Of course, there may be times where this is understandable, but not if you’re desperately trying to save money.
So if you have to go a little bit out of your way to save a few bucks, it may be worth it. Just see if the benefit outweighs the inconvenience.
16. Letting returns wait too long
If you’re a procrastinator like me, you may have watched items that you meant to return become yours just because you kept putting it off. Don’t let this happen!!
I’ve let countless dollars go to waste because of this, even when the items were waiting in my car to be returned!
Therefore make returns a priority so you don’t get stuck with a store credit or worse-keeping an item you really don’t need or want.
17. Letting a purchase sit on your credit card without paying it off on time
I don’t think there’s anything that I hate more than paying extra fees and not getting anything for it. This is what credit cards can do to you if you don’t pay off your purchases every month.
For example: You buy a pair of shoes for $60 on your credit card on March 15th. That credit card bill may be due around April 30th. If you don’t pay the whole bill off in full by April 30th, that pair of shoes will end up costing you $73 (with the average 22% credit card interest rate). If you don’t pay it by May 30th, those shoes are now costing you $90.
This is a huge increase in cost that you may not have been expecting. So if you know you’re not going to have the money this month to pay your card IN FULL, don’t buy it (unless it’s an emergency).
18. Not reading the fine print
This may not apply to everyday purchases when you go shopping at retail stores, but it can be important to note for larger purchases. Be sure to understand the return policy or any additional fees you may incur just from making this purchase.
19. Buying the latest and greatest when you already have the older version
There are some people who need to have the latest and most updated version of everything. Whether it’s the new iPhone, MacBook, TV, sneakers, etc.

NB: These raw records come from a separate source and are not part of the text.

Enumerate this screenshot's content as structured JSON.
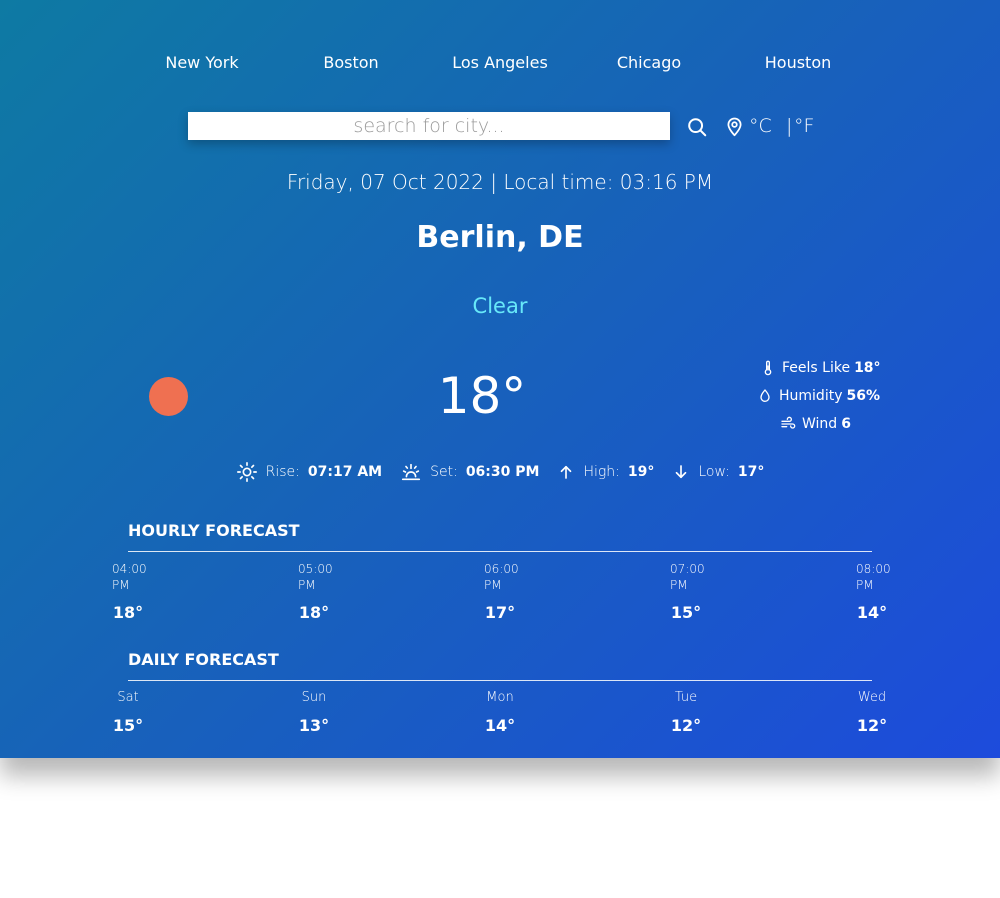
{
  "cities": [
    "New York",
    "Boston",
    "Los Angeles",
    "Chicago",
    "Houston"
  ],
  "search": {
    "placeholder": "search for city..."
  },
  "icons": {
    "search": "search-icon",
    "location": "map-pin-icon",
    "sunrise": "sun-icon",
    "sunset": "sunset-icon",
    "high": "arrow-up-icon",
    "low": "arrow-down-icon",
    "feels_like": "thermometer-icon",
    "humidity": "droplet-icon",
    "wind": "wind-icon",
    "weather": "sun-circle-icon"
  },
  "units": {
    "celsius": "°C",
    "separator": "|",
    "fahrenheit": "°F"
  },
  "datetime": "Friday, 07 Oct 2022 | Local time: 03:16 PM",
  "location": "Berlin, DE",
  "condition": "Clear",
  "temperature": "18°",
  "details": {
    "feels_like_label": "Feels Like",
    "feels_like_value": "18°",
    "humidity_label": "Humidity",
    "humidity_value": "56%",
    "wind_label": "Wind",
    "wind_value": "6"
  },
  "sun": {
    "rise_label": "Rise:",
    "rise_value": "07:17 AM",
    "set_label": "Set:",
    "set_value": "06:30 PM",
    "high_label": "High:",
    "high_value": "19°",
    "low_label": "Low:",
    "low_value": "17°"
  },
  "hourly": {
    "title": "HOURLY FORECAST",
    "items": [
      {
        "time": "04:00",
        "period": "PM",
        "temp": "18°"
      },
      {
        "time": "05:00",
        "period": "PM",
        "temp": "18°"
      },
      {
        "time": "06:00",
        "period": "PM",
        "temp": "17°"
      },
      {
        "time": "07:00",
        "period": "PM",
        "temp": "15°"
      },
      {
        "time": "08:00",
        "period": "PM",
        "temp": "14°"
      }
    ]
  },
  "daily": {
    "title": "DAILY FORECAST",
    "items": [
      {
        "day": "Sat",
        "temp": "15°"
      },
      {
        "day": "Sun",
        "temp": "13°"
      },
      {
        "day": "Mon",
        "temp": "14°"
      },
      {
        "day": "Tue",
        "temp": "12°"
      },
      {
        "day": "Wed",
        "temp": "12°"
      }
    ]
  },
  "colors": {
    "gradient_start": "#0e7aa3",
    "gradient_end": "#1d4bdc",
    "condition_text": "#67e8f9",
    "sun_circle": "#ef7051"
  }
}
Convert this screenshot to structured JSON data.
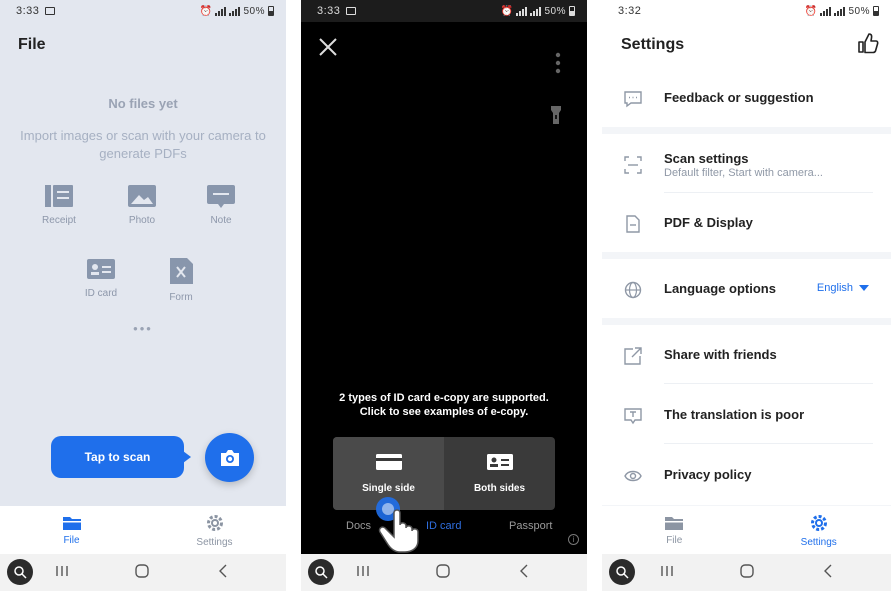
{
  "colors": {
    "accent": "#1f6feb",
    "panel1_bg": "#e3e7ef",
    "camera_bg": "#000000",
    "settings_bg": "#f3f5f8"
  },
  "panel1": {
    "status": {
      "time": "3:33",
      "battery": "50%"
    },
    "title": "File",
    "empty_title": "No files yet",
    "empty_sub": "Import images or scan with your camera to generate PDFs",
    "items": [
      {
        "label": "Receipt",
        "icon": "receipt-icon"
      },
      {
        "label": "Photo",
        "icon": "photo-icon"
      },
      {
        "label": "Note",
        "icon": "note-icon"
      },
      {
        "label": "ID card",
        "icon": "id-card-icon"
      },
      {
        "label": "Form",
        "icon": "form-icon"
      }
    ],
    "more": "•••",
    "tap_to_scan": "Tap to scan",
    "tabs": {
      "file": "File",
      "settings": "Settings"
    }
  },
  "panel2": {
    "status": {
      "time": "3:33",
      "battery": "50%"
    },
    "hint_line1": "2 types of ID card e-copy are supported.",
    "hint_line2": "Click to see examples of e-copy.",
    "choices": {
      "single": "Single side",
      "both": "Both sides"
    },
    "modes": {
      "docs": "Docs",
      "id_card": "ID card",
      "passport": "Passport"
    },
    "info": "i"
  },
  "panel3": {
    "status": {
      "time": "3:32",
      "battery": "50%"
    },
    "title": "Settings",
    "rows": {
      "feedback": "Feedback or suggestion",
      "scan_settings": "Scan settings",
      "scan_settings_sub": "Default filter, Start with camera...",
      "pdf_display": "PDF & Display",
      "language": "Language options",
      "language_value": "English",
      "share": "Share with friends",
      "translation": "The translation is poor",
      "privacy": "Privacy policy"
    },
    "tabs": {
      "file": "File",
      "settings": "Settings"
    }
  }
}
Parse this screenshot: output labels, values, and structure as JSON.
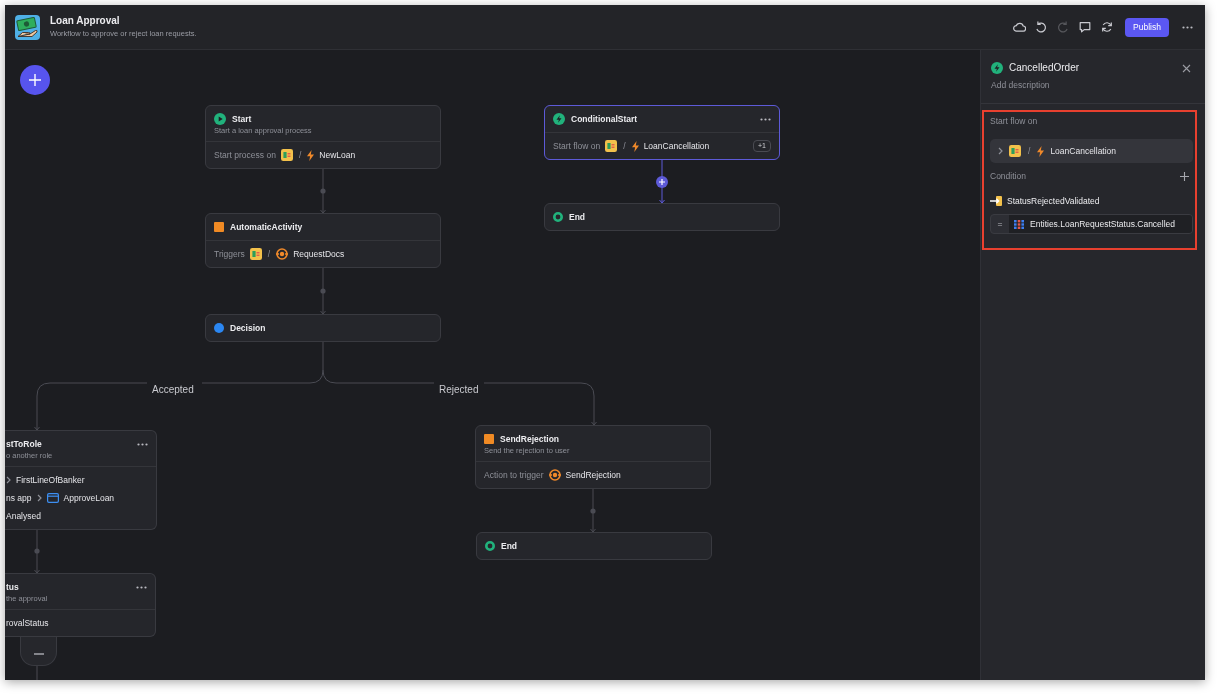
{
  "topbar": {
    "title": "Loan Approval",
    "subtitle": "Workflow to approve or reject loan requests.",
    "actions": [
      {
        "kind": "cloud",
        "disabled": false
      },
      {
        "kind": "undo",
        "disabled": false
      },
      {
        "kind": "redo",
        "disabled": true
      },
      {
        "kind": "comment",
        "disabled": false
      },
      {
        "kind": "sync",
        "disabled": false
      }
    ],
    "publish_label": "Publish"
  },
  "canvas": {
    "nodes": [
      {
        "kind": "start",
        "title": "Start",
        "subtitle": "Start a loan approval process",
        "menu": false,
        "selected": false,
        "rows": [
          [
            {
              "kind": "label",
              "text": "Start process on"
            },
            {
              "kind": "app"
            },
            {
              "kind": "sep",
              "text": "/"
            },
            {
              "kind": "event"
            },
            {
              "kind": "value",
              "text": "NewLoan"
            }
          ]
        ]
      },
      {
        "kind": "conditional_start",
        "title": "ConditionalStart",
        "menu": true,
        "selected": true,
        "rows": [
          [
            {
              "kind": "label",
              "text": "Start flow on"
            },
            {
              "kind": "app"
            },
            {
              "kind": "sep",
              "text": "/"
            },
            {
              "kind": "event"
            },
            {
              "kind": "value",
              "text": "LoanCancellation"
            },
            {
              "kind": "badge",
              "text": "+1"
            }
          ]
        ]
      },
      {
        "kind": "end",
        "title": "End",
        "menu": false,
        "selected": false
      },
      {
        "kind": "activity",
        "title": "AutomaticActivity",
        "menu": false,
        "selected": false,
        "rows": [
          [
            {
              "kind": "label",
              "text": "Triggers"
            },
            {
              "kind": "app"
            },
            {
              "kind": "sep",
              "text": "/"
            },
            {
              "kind": "action"
            },
            {
              "kind": "value",
              "text": "RequestDocs"
            }
          ]
        ]
      },
      {
        "kind": "decision",
        "title": "Decision",
        "menu": false,
        "selected": false
      },
      {
        "kind": "assign",
        "title": "stToRole",
        "subtitle": "o another role",
        "menu": true,
        "selected": false,
        "rows": [
          [
            {
              "kind": "chevron"
            },
            {
              "kind": "value",
              "text": "FirstLineOfBanker"
            }
          ],
          [
            {
              "kind": "value",
              "text": "ns app"
            },
            {
              "kind": "chevron"
            },
            {
              "kind": "window"
            },
            {
              "kind": "value",
              "text": "ApproveLoan"
            }
          ],
          [
            {
              "kind": "value",
              "text": "Analysed"
            }
          ]
        ]
      },
      {
        "kind": "activity",
        "title": "SendRejection",
        "subtitle": "Send the rejection to user",
        "menu": false,
        "selected": false,
        "rows": [
          [
            {
              "kind": "label",
              "text": "Action to trigger"
            },
            {
              "kind": "action"
            },
            {
              "kind": "value",
              "text": "SendRejection"
            }
          ]
        ]
      },
      {
        "kind": "status",
        "title": "tus",
        "subtitle": "the approval",
        "menu": true,
        "selected": false,
        "rows": [
          [
            {
              "kind": "value",
              "text": "rovalStatus"
            }
          ]
        ]
      },
      {
        "kind": "end",
        "title": "End",
        "menu": false,
        "selected": false
      }
    ],
    "branches": [
      {
        "label": "Accepted"
      },
      {
        "label": "Rejected"
      }
    ]
  },
  "panel": {
    "title": "CancelledOrder",
    "description_placeholder": "Add description",
    "highlighted": true,
    "trigger_label": "Start flow on",
    "trigger": {
      "expanded": false,
      "parts": [
        {
          "kind": "app"
        },
        {
          "kind": "sep",
          "text": "/"
        },
        {
          "kind": "event"
        },
        {
          "kind": "value",
          "text": "LoanCancellation"
        }
      ]
    },
    "condition_label": "Condition",
    "condition": {
      "variable": "StatusRejectedValidated",
      "operator": "=",
      "value": "Entities.LoanRequestStatus.Cancelled"
    }
  }
}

The truth is, products don’t change that significantly for you to justify purchasing every new updated version.
If you have something that works, don’t think you need a new one just because there’s a new one available. That’s a big waste of money.
20. Making shopping a hobby
If you let shopping be a hobby, you’re sure to overspend. This means collecting shoes (that you rarely wear) and shopping because you like to walk around the mall on a Saturday afternoon.
So find other inexpensive hobbies and leave shopping just for necessities.
21. Only looking to save when it’s large amounts
If you have the mentality of, I’m just saving a quarter, it’s not worth it, you’ll never end up wealthy.
That’s how the rich get richer! We save every nickel and dime that we can.
If there’s ever an opportunity to save money, whether it’s using a coupon to save 40 cents, driving an extra 3 miles to save $1, spending an extra 10 minutes comparing prices to save $2, or clicking through an app before you make an online purchase to save 90 cents, IT IS WORTH IT!
It will all add up some day so save your pennies where you can!
So if you’re prone to any of these 21 shopping mistakes, you can make a change now! Don’t risk overspending and wasting money while shopping.
Be wise and your wallet and future will thank you!
Eugene is a Chemical Engineer with a passion for personal finance and is constantly learning new tricks to make his money work for him. He obtained an MBA part time and hasn’t stopped finding ways to make money, save money, and properly invest money. He currently lives at the Jersey Shore with my wife and two children.